Researchers first become interested in CLAs when it was shown that they can inhibit a variety of cancers such as breast, skin, and colon in mice. Further research has shown the effects of CLAs on circulating cholesterol and inflammation. These effects are the same as the newest generation of synthetic drugs used to treat diabetes in humans.
These synthetic drugs trigger a set of protein receptors called PPARs. This turns the receptors "on" into an active form of the protein, which then interacts with DNA and regulates gene expression. This increases the enzymes that process fatty acids and also increases the tissues’ sensitivity to insulin.
Vanden Heuvel says that he wanted to investigate if CLAs used the same mechanism. The results of tests conducted on mice prone to type 2 diabetes showed that the mice had an improvement in insulin action and a decrease in circulating glucose and that the mechanism was similar to that of the drugs.
"Anti-diabetes drugs act the same way," says Vanden Heuvel. "They mimic the natural activators of the receptors by getting into the cell and interacting with the PPARs to regulate glucose and fat metabolism,".
Other promising results of human trials indicate that CLAs improve the body’s misregulation of insulin and lowers the level of glucose in the blood in people with type 2 diabetes.
Vanden Heuvel cautions that while CLAs show these promising benefits, the foods in which they are found (dairy and meat) contain other fatty acids such as trans fatty acids.
Gentle extraction of lycopene
A scientist with the U.S. Dept. of Agriculture’s Agricultural Research Service has discovered a method to gently extract the antioxidant lycopene from watermelon flesh and juice, ensuring it stays in its most natural form.
Chemist Wayne Fish says that this method is unlike any method currently used because it respects the watermelon’s cellular makeup. The lycopene that is found in fruits and vegetables is naturally packaged in tiny structures call chromoplasts. Fish’s method does not compromise the integrity of these delicate organelles or their thin, fragile membranes. This is important because he has found that lycopene left inside its protective membrane coat is more stable and boasts a longer shelf life.
The lycopene extracted from watermelon by this method can be processed into a powder, paste, or liquid useful as a nutritional supplement or food coloring. Currently, most lycopene formulations are made from tomatoes, particularly the juice, skins, and fleshy residue that remains after processing. Fresh watermelon contains more lycopene than fresh tomatoes, ounce for ounce. The method can also be used to extract lycopene from tomatoes, guava, rosehips, and pink grapefruit.

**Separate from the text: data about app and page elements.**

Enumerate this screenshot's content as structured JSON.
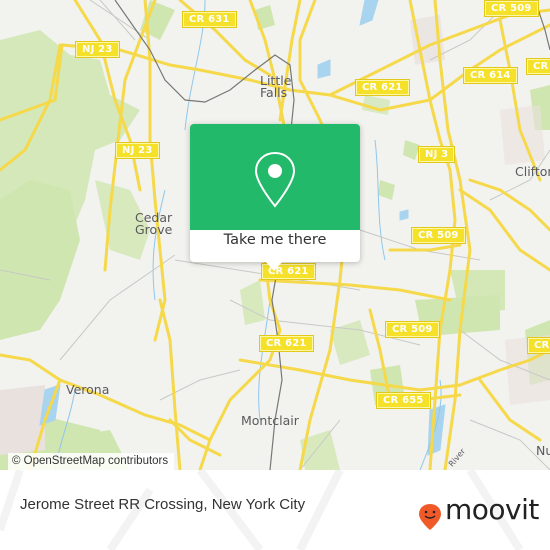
{
  "map": {
    "route_shields": [
      {
        "id": "cr631",
        "label": "CR 631"
      },
      {
        "id": "cr509-top",
        "label": "CR 509"
      },
      {
        "id": "nj23-top",
        "label": "NJ 23"
      },
      {
        "id": "cr614",
        "label": "CR 614"
      },
      {
        "id": "cr621-top",
        "label": "CR 621"
      },
      {
        "id": "nj23-mid",
        "label": "NJ 23"
      },
      {
        "id": "nj3",
        "label": "NJ 3"
      },
      {
        "id": "cr509-mid",
        "label": "CR 509"
      },
      {
        "id": "cr621-popup",
        "label": "CR 621"
      },
      {
        "id": "cr509-low",
        "label": "CR 509"
      },
      {
        "id": "cr621-low",
        "label": "CR 621"
      },
      {
        "id": "cr655",
        "label": "CR 655"
      }
    ],
    "places": [
      {
        "id": "little-falls",
        "label": "Little\nFalls"
      },
      {
        "id": "cedar-grove",
        "label": "Cedar\nGrove"
      },
      {
        "id": "clifton",
        "label": "Clifton"
      },
      {
        "id": "verona",
        "label": "Verona"
      },
      {
        "id": "montclair",
        "label": "Montclair"
      },
      {
        "id": "nutley",
        "label": "Nu"
      }
    ],
    "water_label": "River",
    "attribution": "© OpenStreetMap contributors"
  },
  "popup": {
    "icon": "map-pin-icon",
    "action_label": "Take me there",
    "color": "#23b96a"
  },
  "footer": {
    "location_title": "Jerome Street RR Crossing, New York City",
    "brand": "moovit",
    "brand_color": "#f05a28"
  }
}
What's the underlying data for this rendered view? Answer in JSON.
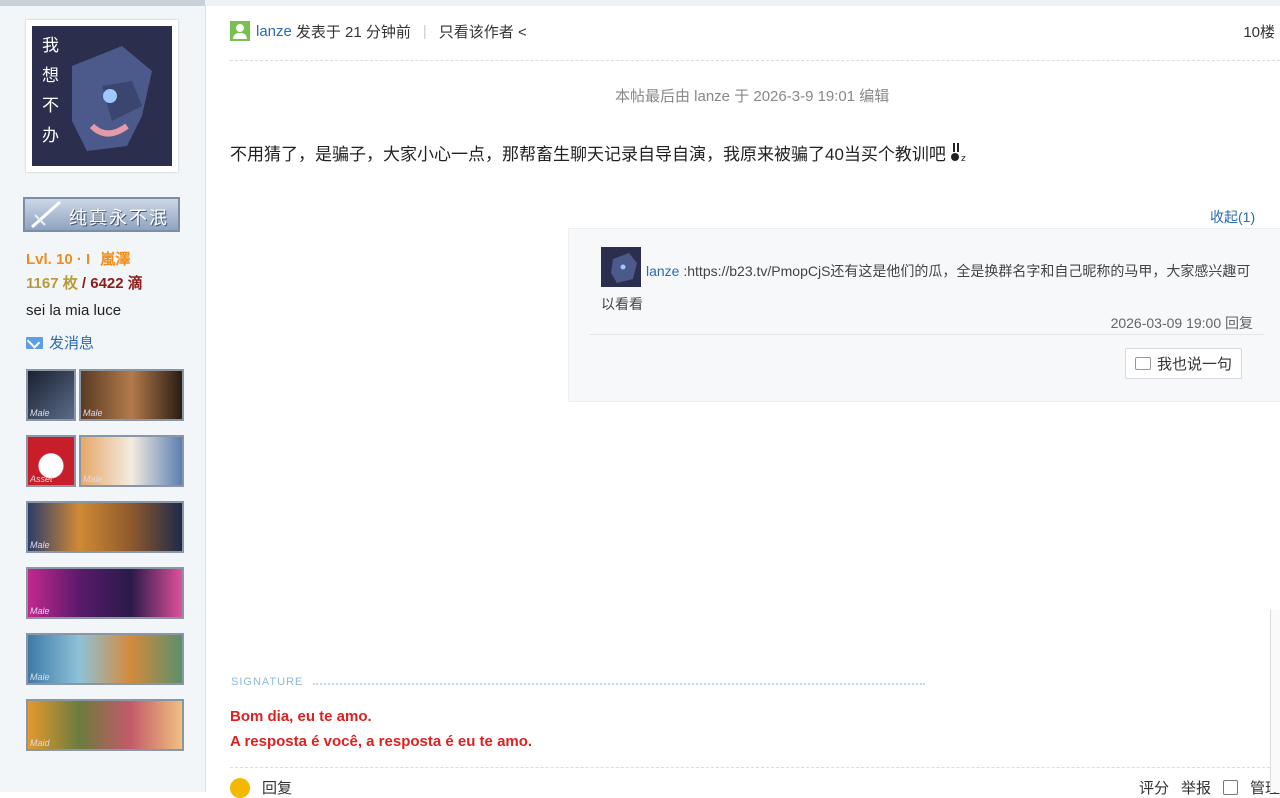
{
  "sidebar": {
    "avatar_alt": "avatar",
    "rank_title": "纯真永不泯",
    "level": "Lvl. 10 · I",
    "level_suffix": "嵐澤",
    "coins": "1167 枚",
    "coins_sep": " / ",
    "drops": "6422 滴",
    "motto": "sei la mia luce",
    "send_message": "发消息",
    "medals": [
      {
        "label": "Male"
      },
      {
        "label": "Male"
      },
      {
        "label": "Asset"
      },
      {
        "label": "Male"
      },
      {
        "label": "Male"
      },
      {
        "label": "Male"
      },
      {
        "label": "Male"
      },
      {
        "label": "Maid"
      }
    ]
  },
  "post": {
    "author": "lanze",
    "posted_at": "发表于 21 分钟前",
    "only_author": "只看该作者 <",
    "floor": "10楼",
    "edit_note": "本帖最后由 lanze 于 2026-3-9 19:01 编辑",
    "content": "不用猜了，是骗子，大家小心一点，那帮畜生聊天记录自导自演，我原来被骗了40当买个教训吧"
  },
  "comments": {
    "collapse_label": "收起(1)",
    "items": [
      {
        "author": "lanze",
        "text": ":https://b23.tv/PmopCjS还有这是他们的瓜，全是换群名字和自己昵称的马甲，大家感兴趣可以看看",
        "time": "2026-03-09 19:00",
        "reply": "回复"
      }
    ],
    "add_comment": "我也说一句"
  },
  "signature": {
    "label": "SIGNATURE",
    "line1": "Bom dia, eu te amo.",
    "line2": "A resposta é você, a resposta é eu te amo."
  },
  "actions": {
    "reply": "回复",
    "rate": "评分",
    "report": "举报",
    "manage": "管理"
  },
  "colors": {
    "link": "#2a6bb3",
    "signature": "#e01f1f",
    "level": "#f08c1a"
  }
}
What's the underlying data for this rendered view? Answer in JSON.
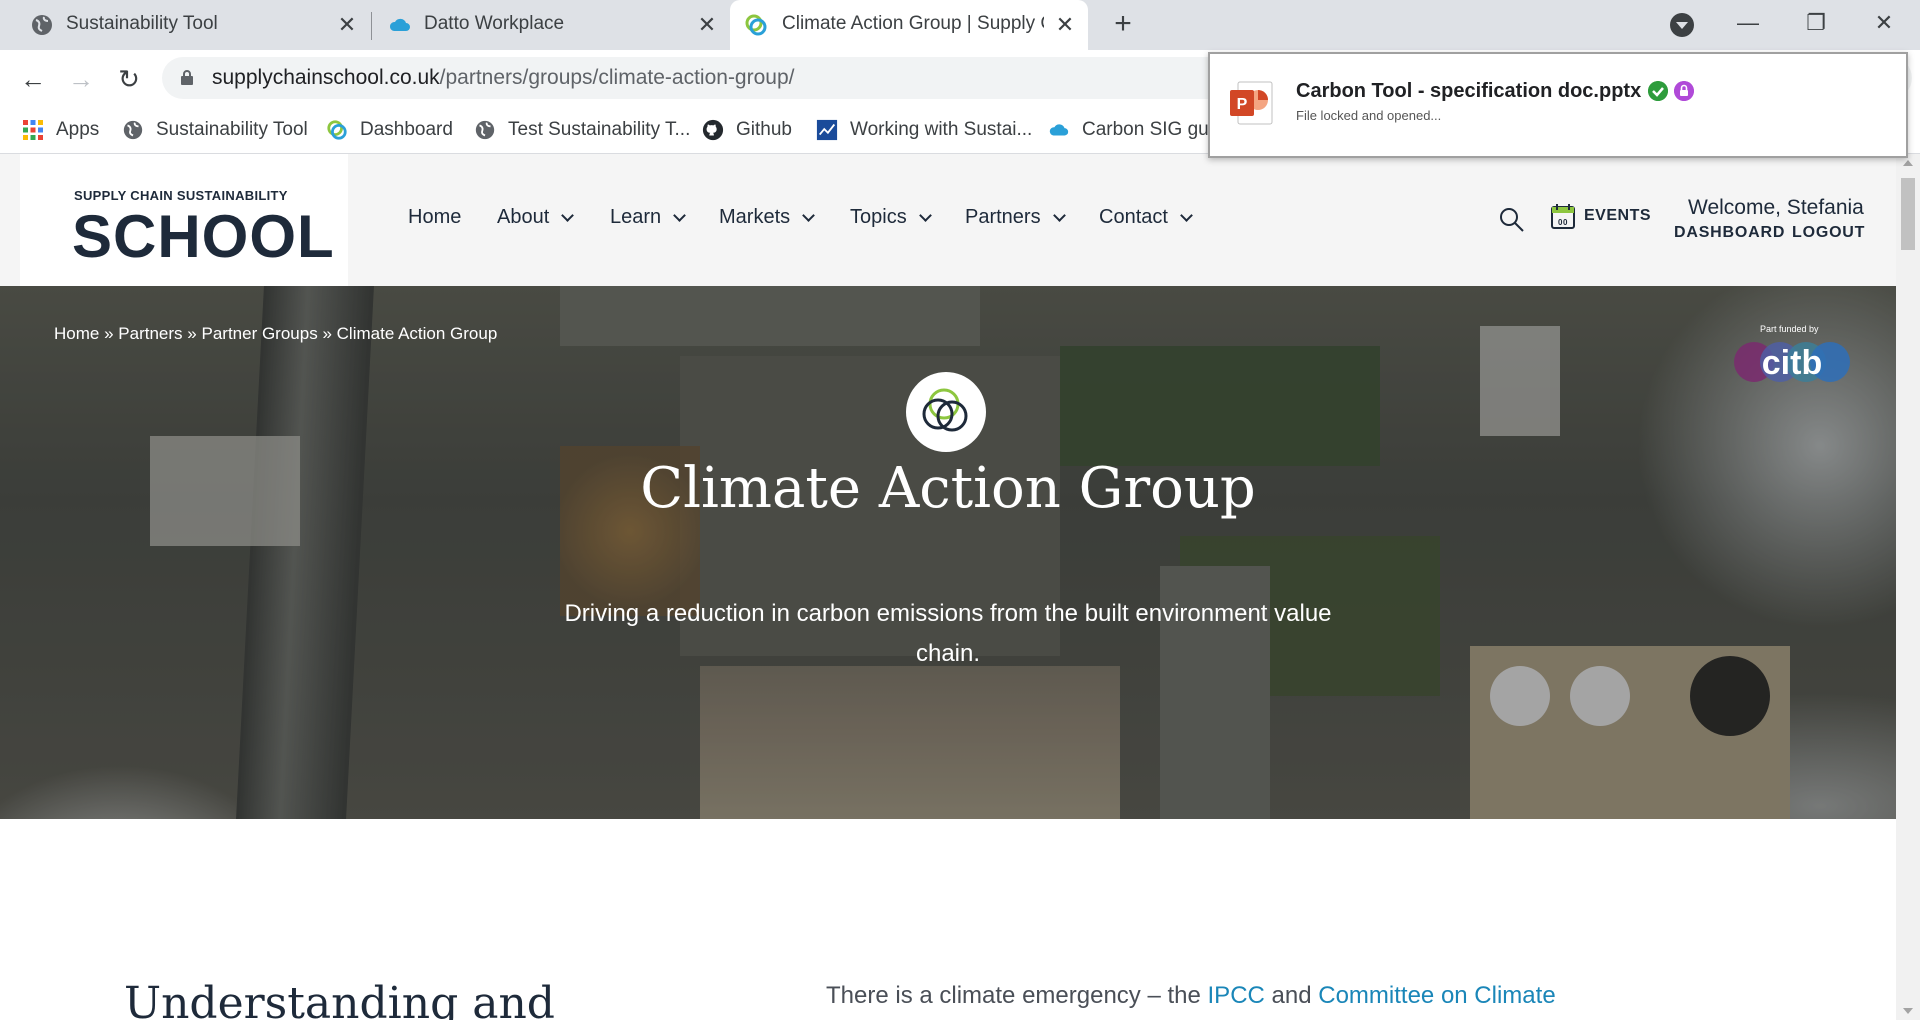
{
  "tabs": [
    {
      "title": "Sustainability Tool",
      "close": "✕",
      "icon": "globe-icon"
    },
    {
      "title": "Datto Workplace",
      "close": "✕",
      "icon": "cloud-icon"
    },
    {
      "title": "Climate Action Group | Supply Cl",
      "close": "✕",
      "icon": "site-logo-icon",
      "active": true
    }
  ],
  "new_tab": "+",
  "window": {
    "minimize": "—",
    "restore": "❐",
    "close": "✕"
  },
  "nav": {
    "back": "←",
    "forward": "→",
    "reload": "↻"
  },
  "address": {
    "domain": "supplychainschool.co.uk",
    "path": "/partners/groups/climate-action-group/"
  },
  "bookmarks": [
    {
      "label": "Apps",
      "icon": "apps-grid-icon"
    },
    {
      "label": "Sustainability Tool",
      "icon": "globe-icon"
    },
    {
      "label": "Dashboard",
      "icon": "site-logo-icon"
    },
    {
      "label": "Test Sustainability T...",
      "icon": "globe-icon"
    },
    {
      "label": "Github",
      "icon": "github-icon"
    },
    {
      "label": "Working with Sustai...",
      "icon": "chart-icon"
    },
    {
      "label": "Carbon SIG guid",
      "icon": "cloud-icon"
    }
  ],
  "toast": {
    "title": "Carbon Tool - specification doc.pptx",
    "subtitle": "File locked and opened...",
    "colors": {
      "check": "#2e9c3c",
      "lock": "#b04ad8",
      "ppt": "#d24726"
    }
  },
  "site": {
    "logo_small": "SUPPLY CHAIN SUSTAINABILITY",
    "logo_big": "SCHOOL",
    "menu": [
      "Home",
      "About",
      "Learn",
      "Markets",
      "Topics",
      "Partners",
      "Contact"
    ],
    "events": "EVENTS",
    "welcome": "Welcome, Stefania",
    "dashboard": "DASHBOARD",
    "logout": "LOGOUT"
  },
  "hero": {
    "breadcrumb": [
      "Home",
      "Partners",
      "Partner Groups",
      "Climate Action Group"
    ],
    "breadcrumb_sep": "»",
    "funded_small": "Part funded by",
    "funded_logo": "citb",
    "title": "Climate Action Group",
    "subtitle": "Driving a reduction in carbon emissions from the built environment value chain."
  },
  "content": {
    "heading": "Understanding and",
    "para_start": "There is a climate emergency – the ",
    "link1": "IPCC",
    "para_mid": " and ",
    "link2": "Committee on Climate"
  },
  "colors": {
    "navy": "#1e2a3a",
    "link": "#1a86b8",
    "brand_green": "#8dc63f"
  }
}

Fish also explains that the method he developed may provide growers with a new market for the watermelons that are discarded for being bruised, misshapen, or discolored. Anywhere from 15 to 25% of the watermelon crop in the United States is discarded because of these blemishes; however, since the defects do not affect the lycopene content of the fruit, they can be a valuable source of lycopene.
by Karen Banasiak,